------ Dataset content ------

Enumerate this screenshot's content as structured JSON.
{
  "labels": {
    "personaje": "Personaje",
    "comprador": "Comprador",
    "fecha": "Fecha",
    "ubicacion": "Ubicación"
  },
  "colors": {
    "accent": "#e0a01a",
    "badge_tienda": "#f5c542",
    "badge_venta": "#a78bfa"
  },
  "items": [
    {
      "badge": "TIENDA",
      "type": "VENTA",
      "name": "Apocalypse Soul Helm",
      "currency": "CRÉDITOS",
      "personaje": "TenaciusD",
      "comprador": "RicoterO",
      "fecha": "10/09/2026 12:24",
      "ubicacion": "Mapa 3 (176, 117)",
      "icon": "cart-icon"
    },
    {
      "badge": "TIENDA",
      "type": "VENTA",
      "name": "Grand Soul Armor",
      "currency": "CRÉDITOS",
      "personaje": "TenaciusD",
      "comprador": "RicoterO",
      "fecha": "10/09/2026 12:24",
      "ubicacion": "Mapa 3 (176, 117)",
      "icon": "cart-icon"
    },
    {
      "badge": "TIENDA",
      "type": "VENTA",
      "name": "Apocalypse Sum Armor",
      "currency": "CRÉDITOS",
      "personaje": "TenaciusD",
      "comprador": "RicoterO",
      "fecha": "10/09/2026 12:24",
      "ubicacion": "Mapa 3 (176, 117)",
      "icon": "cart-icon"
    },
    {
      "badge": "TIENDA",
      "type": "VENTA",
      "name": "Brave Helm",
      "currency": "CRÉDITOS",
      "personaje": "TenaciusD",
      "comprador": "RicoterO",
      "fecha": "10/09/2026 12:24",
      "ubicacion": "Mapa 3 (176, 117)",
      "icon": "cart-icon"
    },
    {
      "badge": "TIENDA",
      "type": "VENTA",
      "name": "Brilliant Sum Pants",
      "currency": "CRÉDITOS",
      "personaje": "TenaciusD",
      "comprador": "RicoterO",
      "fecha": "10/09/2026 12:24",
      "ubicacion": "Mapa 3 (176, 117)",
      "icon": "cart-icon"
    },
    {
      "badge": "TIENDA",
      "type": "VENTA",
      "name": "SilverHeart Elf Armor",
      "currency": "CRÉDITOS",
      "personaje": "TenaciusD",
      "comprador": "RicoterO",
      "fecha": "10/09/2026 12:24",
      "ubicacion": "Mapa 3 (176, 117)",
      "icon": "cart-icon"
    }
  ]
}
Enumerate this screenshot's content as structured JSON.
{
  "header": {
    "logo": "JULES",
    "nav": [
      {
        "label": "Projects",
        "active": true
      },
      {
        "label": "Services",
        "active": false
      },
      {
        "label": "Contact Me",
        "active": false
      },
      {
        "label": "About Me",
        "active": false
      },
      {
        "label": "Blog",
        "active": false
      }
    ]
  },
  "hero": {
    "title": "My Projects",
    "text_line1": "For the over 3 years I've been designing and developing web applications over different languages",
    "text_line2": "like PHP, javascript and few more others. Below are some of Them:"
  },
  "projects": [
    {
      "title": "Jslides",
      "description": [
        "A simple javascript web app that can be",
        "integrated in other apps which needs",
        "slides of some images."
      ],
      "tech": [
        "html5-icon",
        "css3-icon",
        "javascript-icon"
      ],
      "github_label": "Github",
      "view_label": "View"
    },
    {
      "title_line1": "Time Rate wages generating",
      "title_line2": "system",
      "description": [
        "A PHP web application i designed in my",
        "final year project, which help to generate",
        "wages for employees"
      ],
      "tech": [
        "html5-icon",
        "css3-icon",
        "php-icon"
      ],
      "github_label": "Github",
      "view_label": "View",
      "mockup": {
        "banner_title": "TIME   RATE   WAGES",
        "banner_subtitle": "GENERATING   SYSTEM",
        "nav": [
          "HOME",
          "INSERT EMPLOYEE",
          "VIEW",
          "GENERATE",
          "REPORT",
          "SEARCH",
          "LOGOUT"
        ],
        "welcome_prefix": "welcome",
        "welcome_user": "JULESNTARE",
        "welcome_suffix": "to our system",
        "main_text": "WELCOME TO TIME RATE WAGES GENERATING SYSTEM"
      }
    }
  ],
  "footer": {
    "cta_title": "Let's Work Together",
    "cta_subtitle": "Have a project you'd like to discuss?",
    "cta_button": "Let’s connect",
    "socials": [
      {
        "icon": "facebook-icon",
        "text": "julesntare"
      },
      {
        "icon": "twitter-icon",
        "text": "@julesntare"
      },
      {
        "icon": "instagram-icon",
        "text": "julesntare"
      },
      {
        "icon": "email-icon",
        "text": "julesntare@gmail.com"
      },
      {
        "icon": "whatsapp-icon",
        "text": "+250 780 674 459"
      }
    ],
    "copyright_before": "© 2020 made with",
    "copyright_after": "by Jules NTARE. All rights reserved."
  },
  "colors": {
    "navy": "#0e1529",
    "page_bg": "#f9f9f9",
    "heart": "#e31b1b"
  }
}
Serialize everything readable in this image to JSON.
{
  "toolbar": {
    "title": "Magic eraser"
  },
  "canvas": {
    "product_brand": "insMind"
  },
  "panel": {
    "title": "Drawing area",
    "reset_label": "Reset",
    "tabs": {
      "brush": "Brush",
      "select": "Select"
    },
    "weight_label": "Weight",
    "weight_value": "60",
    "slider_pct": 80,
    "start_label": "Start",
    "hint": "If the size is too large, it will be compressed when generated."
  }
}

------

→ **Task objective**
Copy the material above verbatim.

→ **Answer to this problem**
Enumerate this screenshot's content as structured JSON.
{
  "labels": {
    "personaje": "Personaje",
    "comprador": "Comprador",
    "fecha": "Fecha",
    "ubicacion": "Ubicación"
  },
  "colors": {
    "accent": "#e0a01a",
    "badge_tienda": "#f5c542",
    "badge_venta": "#a78bfa"
  },
  "items": [
    {
      "badge": "TIENDA",
      "type": "VENTA",
      "name": "Apocalypse Soul Helm",
      "currency": "CRÉDITOS",
      "personaje": "TenaciusD",
      "comprador": "RicoterO",
      "fecha": "10/09/2026 12:24",
      "ubicacion": "Mapa 3 (176, 117)",
      "icon": "cart-icon"
    },
    {
      "badge": "TIENDA",
      "type": "VENTA",
      "name": "Grand Soul Armor",
      "currency": "CRÉDITOS",
      "personaje": "TenaciusD",
      "comprador": "RicoterO",
      "fecha": "10/09/2026 12:24",
      "ubicacion": "Mapa 3 (176, 117)",
      "icon": "cart-icon"
    },
    {
      "badge": "TIENDA",
      "type": "VENTA",
      "name": "Apocalypse Sum Armor",
      "currency": "CRÉDITOS",
      "personaje": "TenaciusD",
      "comprador": "RicoterO",
      "fecha": "10/09/2026 12:24",
      "ubicacion": "Mapa 3 (176, 117)",
      "icon": "cart-icon"
    },
    {
      "badge": "TIENDA",
      "type": "VENTA",
      "name": "Brave Helm",
      "currency": "CRÉDITOS",
      "personaje": "TenaciusD",
      "comprador": "RicoterO",
      "fecha": "10/09/2026 12:24",
      "ubicacion": "Mapa 3 (176, 117)",
      "icon": "cart-icon"
    },
    {
      "badge": "TIENDA",
      "type": "VENTA",
      "name": "Brilliant Sum Pants",
      "currency": "CRÉDITOS",
      "personaje": "TenaciusD",
      "comprador": "RicoterO",
      "fecha": "10/09/2026 12:24",
      "ubicacion": "Mapa 3 (176, 117)",
      "icon": "cart-icon"
    },
    {
      "badge": "TIENDA",
      "type": "VENTA",
      "name": "SilverHeart Elf Armor",
      "currency": "CRÉDITOS",
      "personaje": "TenaciusD",
      "comprador": "RicoterO",
      "fecha": "10/09/2026 12:24",
      "ubicacion": "Mapa 3 (176, 117)",
      "icon": "cart-icon"
    }
  ]
}
Enumerate this screenshot's content as structured JSON.
{
  "header": {
    "logo": "JULES",
    "nav": [
      {
        "label": "Projects",
        "active": true
      },
      {
        "label": "Services",
        "active": false
      },
      {
        "label": "Contact Me",
        "active": false
      },
      {
        "label": "About Me",
        "active": false
      },
      {
        "label": "Blog",
        "active": false
      }
    ]
  },
  "hero": {
    "title": "My Projects",
    "text_line1": "For the over 3 years I've been designing and developing web applications over different languages",
    "text_line2": "like PHP, javascript and few more others. Below are some of Them:"
  },
  "projects": [
    {
      "title": "Jslides",
      "description": [
        "A simple javascript web app that can be",
        "integrated in other apps which needs",
        "slides of some images."
      ],
      "tech": [
        "html5-icon",
        "css3-icon",
        "javascript-icon"
      ],
      "github_label": "Github",
      "view_label": "View"
    },
    {
      "title_line1": "Time Rate wages generating",
      "title_line2": "system",
      "description": [
        "A PHP web application i designed in my",
        "final year project, which help to generate",
        "wages for employees"
      ],
      "tech": [
        "html5-icon",
        "css3-icon",
        "php-icon"
      ],
      "github_label": "Github",
      "view_label": "View",
      "mockup": {
        "banner_title": "TIME   RATE   WAGES",
        "banner_subtitle": "GENERATING   SYSTEM",
        "nav": [
          "HOME",
          "INSERT EMPLOYEE",
          "VIEW",
          "GENERATE",
          "REPORT",
          "SEARCH",
          "LOGOUT"
        ],
        "welcome_prefix": "welcome",
        "welcome_user": "JULESNTARE",
        "welcome_suffix": "to our system",
        "main_text": "WELCOME TO TIME RATE WAGES GENERATING SYSTEM"
      }
    }
  ],
  "footer": {
    "cta_title": "Let's Work Together",
    "cta_subtitle": "Have a project you'd like to discuss?",
    "cta_button": "Let’s connect",
    "socials": [
      {
        "icon": "facebook-icon",
        "text": "julesntare"
      },
      {
        "icon": "twitter-icon",
        "text": "@julesntare"
      },
      {
        "icon": "instagram-icon",
        "text": "julesntare"
      },
      {
        "icon": "email-icon",
        "text": "julesntare@gmail.com"
      },
      {
        "icon": "whatsapp-icon",
        "text": "+250 780 674 459"
      }
    ],
    "copyright_before": "© 2020 made with",
    "copyright_after": "by Jules NTARE. All rights reserved."
  },
  "colors": {
    "navy": "#0e1529",
    "page_bg": "#f9f9f9",
    "heart": "#e31b1b"
  }
}
Serialize everything readable in this image to JSON.
{
  "toolbar": {
    "title": "Magic eraser"
  },
  "canvas": {
    "product_brand": "insMind"
  },
  "panel": {
    "title": "Drawing area",
    "reset_label": "Reset",
    "tabs": {
      "brush": "Brush",
      "select": "Select"
    },
    "weight_label": "Weight",
    "weight_value": "60",
    "slider_pct": 80,
    "start_label": "Start",
    "hint": "If the size is too large, it will be compressed when generated."
  }
}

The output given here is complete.